Deposition of ultrathin ferroelectric ZrO2 film by ion-beam sputtering.
Deposition of ultrathin ferroelectric ZrO2 film by ion-beam sputtering.

Ferroelectric binary oxides promise a next generation of low-voltage and -power nonvolatile memory and other nanoscale devices. This type of ferroelectric material could prove ideal for negative capacitance dielectrics in field-effect transistors and switching devices in memory and neuromorphic computing. But polycrystalline silicon (Si)-doped hafnium oxide (HfO2) and recently reported zirconium oxide (ZrO2) ferroelectrics face three major challenges: the ‘wake-up’ effect, where electrical cycling is required before ferroelectric behavior is initiated; retention; and fatigue.

Now, for the first time, researchers have produced epitaxial ferroelectric pure ZrO2 thin films on (011)-Nb:SrTiO3 substrates that show no wake-up effect and are stable over millions of cycles [Silva et al., Applied Materials Today 30 (2023) 101708,].

“In the ZrO2 thin films, the wake-up effect, which is problematic for integrating these materials into reliable memory technologies, was not observed because of their epitaxial nature,” says José P. B. Silva, first author of the report.

The team from the Universities of Minho, Porto, and Aveiro in Portugal, the University of Bucharest and National Institute of Materials Physics in Romania, Ural Federal University in Russia, and Judith L. MacManus-Driscoll’s group at the University of Cambridge in the UK used ion-beam sputtering to produce 8-nm-thick films of stable orthorhombic ZrO2. What turns out to be crucial for the successful growth of the thin films is the type and orientation of the substrate.
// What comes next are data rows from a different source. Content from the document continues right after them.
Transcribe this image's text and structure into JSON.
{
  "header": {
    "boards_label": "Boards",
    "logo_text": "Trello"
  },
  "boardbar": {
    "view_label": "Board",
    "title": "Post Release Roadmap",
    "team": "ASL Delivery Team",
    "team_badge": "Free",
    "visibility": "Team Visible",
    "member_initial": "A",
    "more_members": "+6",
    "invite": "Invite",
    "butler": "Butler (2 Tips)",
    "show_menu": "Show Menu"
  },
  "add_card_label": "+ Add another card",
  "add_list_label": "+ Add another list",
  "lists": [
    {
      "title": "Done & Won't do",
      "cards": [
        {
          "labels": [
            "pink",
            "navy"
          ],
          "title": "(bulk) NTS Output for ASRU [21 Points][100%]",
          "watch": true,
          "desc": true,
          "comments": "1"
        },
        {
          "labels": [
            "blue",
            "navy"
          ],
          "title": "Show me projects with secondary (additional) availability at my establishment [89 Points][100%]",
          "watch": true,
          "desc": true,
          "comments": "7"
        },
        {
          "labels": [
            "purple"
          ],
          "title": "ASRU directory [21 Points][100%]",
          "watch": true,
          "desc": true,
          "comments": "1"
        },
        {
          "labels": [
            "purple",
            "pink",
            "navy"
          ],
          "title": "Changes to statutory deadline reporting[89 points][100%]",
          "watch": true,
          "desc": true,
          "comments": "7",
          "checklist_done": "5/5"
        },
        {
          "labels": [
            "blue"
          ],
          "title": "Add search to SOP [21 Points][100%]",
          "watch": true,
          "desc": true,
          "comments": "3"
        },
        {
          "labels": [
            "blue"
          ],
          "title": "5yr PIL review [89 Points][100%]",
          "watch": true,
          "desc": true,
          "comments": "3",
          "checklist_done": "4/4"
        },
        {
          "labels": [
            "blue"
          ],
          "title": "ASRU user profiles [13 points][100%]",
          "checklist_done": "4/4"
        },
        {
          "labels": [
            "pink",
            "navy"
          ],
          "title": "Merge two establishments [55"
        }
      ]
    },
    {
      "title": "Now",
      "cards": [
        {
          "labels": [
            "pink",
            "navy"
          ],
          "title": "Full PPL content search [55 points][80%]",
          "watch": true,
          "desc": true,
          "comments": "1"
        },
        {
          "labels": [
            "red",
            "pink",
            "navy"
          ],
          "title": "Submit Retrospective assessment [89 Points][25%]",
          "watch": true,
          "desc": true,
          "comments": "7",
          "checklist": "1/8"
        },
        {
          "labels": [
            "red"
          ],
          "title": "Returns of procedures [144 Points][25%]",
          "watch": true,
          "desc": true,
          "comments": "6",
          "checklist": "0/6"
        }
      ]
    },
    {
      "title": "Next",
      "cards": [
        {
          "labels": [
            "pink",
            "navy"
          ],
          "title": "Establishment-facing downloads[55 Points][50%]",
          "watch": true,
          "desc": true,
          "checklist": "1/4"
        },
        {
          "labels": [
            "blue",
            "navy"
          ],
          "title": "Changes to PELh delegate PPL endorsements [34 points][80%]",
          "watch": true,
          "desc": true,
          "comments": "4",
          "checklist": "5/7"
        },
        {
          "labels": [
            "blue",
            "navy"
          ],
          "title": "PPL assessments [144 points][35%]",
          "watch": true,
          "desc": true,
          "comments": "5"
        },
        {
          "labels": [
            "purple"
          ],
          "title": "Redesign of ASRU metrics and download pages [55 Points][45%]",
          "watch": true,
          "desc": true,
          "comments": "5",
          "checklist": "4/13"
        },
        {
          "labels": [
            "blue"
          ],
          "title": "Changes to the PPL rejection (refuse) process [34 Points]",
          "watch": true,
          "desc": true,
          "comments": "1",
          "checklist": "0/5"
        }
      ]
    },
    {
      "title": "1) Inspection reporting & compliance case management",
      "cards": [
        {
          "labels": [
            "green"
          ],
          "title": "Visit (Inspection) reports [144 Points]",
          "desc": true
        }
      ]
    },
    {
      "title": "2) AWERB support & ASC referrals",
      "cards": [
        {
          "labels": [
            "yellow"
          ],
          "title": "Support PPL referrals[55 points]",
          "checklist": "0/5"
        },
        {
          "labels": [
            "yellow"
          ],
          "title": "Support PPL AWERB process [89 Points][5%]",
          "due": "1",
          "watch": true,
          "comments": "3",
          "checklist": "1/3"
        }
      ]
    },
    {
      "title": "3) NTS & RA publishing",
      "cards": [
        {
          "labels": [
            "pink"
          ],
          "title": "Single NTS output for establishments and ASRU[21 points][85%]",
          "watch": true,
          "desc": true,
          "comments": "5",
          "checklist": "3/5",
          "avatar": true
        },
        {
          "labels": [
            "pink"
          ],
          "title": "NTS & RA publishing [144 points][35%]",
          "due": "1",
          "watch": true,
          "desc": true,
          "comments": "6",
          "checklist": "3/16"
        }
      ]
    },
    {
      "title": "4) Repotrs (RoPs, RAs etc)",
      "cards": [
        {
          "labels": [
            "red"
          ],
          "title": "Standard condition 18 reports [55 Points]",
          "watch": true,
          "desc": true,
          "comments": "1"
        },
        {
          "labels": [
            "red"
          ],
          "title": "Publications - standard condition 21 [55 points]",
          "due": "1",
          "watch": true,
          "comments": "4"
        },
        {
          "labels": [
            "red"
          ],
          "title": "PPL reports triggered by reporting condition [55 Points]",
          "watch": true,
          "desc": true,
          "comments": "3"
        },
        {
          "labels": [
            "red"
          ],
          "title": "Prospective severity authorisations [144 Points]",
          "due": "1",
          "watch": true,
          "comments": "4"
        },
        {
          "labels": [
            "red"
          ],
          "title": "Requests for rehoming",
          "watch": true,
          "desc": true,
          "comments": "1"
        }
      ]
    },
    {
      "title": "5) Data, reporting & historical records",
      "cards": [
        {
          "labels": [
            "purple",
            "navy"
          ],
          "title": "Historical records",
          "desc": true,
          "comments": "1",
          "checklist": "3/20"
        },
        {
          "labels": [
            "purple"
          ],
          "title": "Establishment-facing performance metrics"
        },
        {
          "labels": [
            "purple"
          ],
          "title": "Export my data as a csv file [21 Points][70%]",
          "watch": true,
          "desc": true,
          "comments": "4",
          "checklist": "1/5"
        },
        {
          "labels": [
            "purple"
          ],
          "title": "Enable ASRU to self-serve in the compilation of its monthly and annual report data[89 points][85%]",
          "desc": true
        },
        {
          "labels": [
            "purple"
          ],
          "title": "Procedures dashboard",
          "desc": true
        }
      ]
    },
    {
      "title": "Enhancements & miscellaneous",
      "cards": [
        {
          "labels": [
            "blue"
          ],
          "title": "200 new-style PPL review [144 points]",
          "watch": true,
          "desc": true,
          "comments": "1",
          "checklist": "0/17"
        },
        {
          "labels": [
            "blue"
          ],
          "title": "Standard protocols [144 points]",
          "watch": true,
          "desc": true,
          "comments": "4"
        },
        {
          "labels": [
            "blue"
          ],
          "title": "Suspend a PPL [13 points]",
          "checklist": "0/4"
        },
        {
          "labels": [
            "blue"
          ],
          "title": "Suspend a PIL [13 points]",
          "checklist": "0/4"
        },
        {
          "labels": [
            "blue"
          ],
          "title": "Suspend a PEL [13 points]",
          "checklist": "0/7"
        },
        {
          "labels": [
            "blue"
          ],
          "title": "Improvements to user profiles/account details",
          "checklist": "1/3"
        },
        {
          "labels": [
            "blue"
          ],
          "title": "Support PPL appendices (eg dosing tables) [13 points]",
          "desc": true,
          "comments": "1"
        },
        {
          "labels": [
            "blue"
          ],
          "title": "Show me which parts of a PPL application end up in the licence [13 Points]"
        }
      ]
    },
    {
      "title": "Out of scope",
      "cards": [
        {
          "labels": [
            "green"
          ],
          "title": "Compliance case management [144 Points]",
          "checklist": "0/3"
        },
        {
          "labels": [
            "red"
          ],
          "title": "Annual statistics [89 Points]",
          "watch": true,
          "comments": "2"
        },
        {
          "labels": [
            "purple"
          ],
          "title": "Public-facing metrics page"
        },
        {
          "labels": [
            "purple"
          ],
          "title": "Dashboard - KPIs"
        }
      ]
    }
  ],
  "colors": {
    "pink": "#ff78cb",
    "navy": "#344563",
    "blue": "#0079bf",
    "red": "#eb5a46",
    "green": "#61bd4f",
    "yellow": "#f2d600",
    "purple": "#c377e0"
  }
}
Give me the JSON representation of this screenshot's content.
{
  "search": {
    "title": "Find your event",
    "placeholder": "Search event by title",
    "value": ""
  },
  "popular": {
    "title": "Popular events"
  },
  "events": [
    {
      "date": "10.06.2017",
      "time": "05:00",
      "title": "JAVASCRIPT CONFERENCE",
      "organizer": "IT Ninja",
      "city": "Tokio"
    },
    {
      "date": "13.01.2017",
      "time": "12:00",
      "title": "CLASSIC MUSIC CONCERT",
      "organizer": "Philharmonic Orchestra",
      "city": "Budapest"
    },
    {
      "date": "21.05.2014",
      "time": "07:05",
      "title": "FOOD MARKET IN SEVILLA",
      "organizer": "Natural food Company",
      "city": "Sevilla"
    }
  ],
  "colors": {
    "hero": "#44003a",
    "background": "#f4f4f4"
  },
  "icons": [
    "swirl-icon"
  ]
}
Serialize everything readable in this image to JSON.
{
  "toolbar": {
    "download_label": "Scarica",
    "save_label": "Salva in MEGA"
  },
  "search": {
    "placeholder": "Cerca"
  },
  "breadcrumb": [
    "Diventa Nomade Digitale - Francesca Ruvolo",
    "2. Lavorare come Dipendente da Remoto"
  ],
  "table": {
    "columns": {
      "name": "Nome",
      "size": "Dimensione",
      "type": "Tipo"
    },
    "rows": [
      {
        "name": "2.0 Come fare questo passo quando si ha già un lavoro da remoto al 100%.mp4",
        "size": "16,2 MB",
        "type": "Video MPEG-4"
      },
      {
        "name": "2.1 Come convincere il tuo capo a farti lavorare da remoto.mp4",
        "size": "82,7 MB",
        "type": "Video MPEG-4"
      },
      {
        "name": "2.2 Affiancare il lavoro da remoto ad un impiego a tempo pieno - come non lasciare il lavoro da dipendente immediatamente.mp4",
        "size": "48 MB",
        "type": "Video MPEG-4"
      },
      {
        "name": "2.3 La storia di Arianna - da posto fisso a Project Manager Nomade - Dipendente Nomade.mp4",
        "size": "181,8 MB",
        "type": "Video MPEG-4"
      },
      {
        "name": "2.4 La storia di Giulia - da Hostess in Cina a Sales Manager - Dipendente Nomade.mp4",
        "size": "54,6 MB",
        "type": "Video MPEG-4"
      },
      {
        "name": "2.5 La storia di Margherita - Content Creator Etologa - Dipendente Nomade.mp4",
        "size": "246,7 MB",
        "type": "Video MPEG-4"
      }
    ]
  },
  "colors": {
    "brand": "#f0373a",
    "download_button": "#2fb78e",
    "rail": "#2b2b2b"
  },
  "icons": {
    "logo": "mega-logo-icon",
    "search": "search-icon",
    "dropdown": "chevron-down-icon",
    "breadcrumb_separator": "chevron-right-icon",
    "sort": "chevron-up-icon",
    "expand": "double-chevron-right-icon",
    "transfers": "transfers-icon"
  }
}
While (011)-orientation Nb:SrTiO3 substrates facilitate the growth of pure orthorhombic phase ZrO2 films, differently oriented (001) substrates produce a mix of phases.

“There is strong and clear validation of our findings as we used a wide variety of characterization tools and calculations to prove the presence and stability of the orthorhombic phase,” points out Silva.

Moreover, the epitaxial orthorhombic ZrO2 films demonstrate a novel and unexpected negative piezoelectric coefficient, which has not been observed in ZrO2 films before.

“There is strong potential for epitaxial ZrO2 thin films in next-generation memory and sensing devices,” adds Silva.

The ability to produce thin films of ferroelectric ZrO2 using ion-beam sputtering is promising for several reasons. Not only is this technique compatible with industrial processes, but ZrO2 is fifty times more abundant and accessible than more widely investigated HfO2. Moreover, the researchers believe that in-plane strain or doping could offer control over active oxygen content to optimize ferroelectric behavior and/or change the sign of the piezoelectric response.